Decisions on these cases are expected by June.
If SCOTUS holds in Texas v. New Mexico and Colorado that the United States has an independent cause of action under the Rio Grande Compact, it could open the door for the federal government to sue states for violating the terms of other interstate water compacts.  Depending on the scope of the ruling, it could either set a precedent for claims by the United States in other interstate water disputes or be narrowly limited to the facts of the case. Included at the end of this alert is a map showing all current interstate compacts.
From a practitioner’s perspective, the issues at the crux of Florida v. Georgia highlight the need for clear guidance from technical experts in determining priorities in complex allocations. Moreover, the decision will have implications for how SCOTUS may handle equitable apportionment in future water disputes, such as between Mississippi and Tennessee.  There is a dearth of recent case law on equitable apportionment, particularly in Eastern states; the last time SCOTUS equitably apportioned water between Eastern states was 1931, when it resolved a conflict between New Jersey and New York.  There also is a lack of precedent as to how the Court will treat considerations of ecological impacts in equitable apportionment. Whether the decision in Florida v. Georgia will provide clear insights into these issues remains to be seen, but if it does, it will certainly impact upcoming interstate water disputes.
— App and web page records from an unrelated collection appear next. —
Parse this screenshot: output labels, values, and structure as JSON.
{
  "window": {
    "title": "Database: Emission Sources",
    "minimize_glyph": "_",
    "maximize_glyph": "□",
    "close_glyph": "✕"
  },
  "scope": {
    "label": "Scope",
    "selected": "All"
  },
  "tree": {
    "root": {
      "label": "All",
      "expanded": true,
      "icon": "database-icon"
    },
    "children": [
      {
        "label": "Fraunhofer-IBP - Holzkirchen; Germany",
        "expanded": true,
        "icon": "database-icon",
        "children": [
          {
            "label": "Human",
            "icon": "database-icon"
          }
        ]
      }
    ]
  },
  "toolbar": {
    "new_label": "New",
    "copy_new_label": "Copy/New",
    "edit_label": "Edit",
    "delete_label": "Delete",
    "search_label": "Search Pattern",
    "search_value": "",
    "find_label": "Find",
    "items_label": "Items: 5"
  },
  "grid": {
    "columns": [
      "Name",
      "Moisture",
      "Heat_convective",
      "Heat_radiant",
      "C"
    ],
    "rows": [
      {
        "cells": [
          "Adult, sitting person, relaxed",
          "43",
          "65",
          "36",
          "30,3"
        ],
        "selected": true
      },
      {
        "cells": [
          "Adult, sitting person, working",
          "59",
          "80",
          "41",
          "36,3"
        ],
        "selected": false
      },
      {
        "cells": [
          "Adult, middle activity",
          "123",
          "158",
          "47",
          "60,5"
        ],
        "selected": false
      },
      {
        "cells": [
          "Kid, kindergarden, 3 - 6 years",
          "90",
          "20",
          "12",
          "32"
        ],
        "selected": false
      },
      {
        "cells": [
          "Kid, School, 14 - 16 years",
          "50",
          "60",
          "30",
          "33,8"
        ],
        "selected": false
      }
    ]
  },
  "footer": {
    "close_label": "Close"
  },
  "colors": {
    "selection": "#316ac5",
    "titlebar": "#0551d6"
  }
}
The allocation of water from interstate compacts directly impacts the amount of water available to users within the party states. Thus, the outcome of these two cases apportioning water between and among states, and deciding the role of the federal government in that distribution, will have impacts across various economic sectors, including agriculture, power production, municipal water supply, food processing, technology manufacturing, and data storage, to name a few.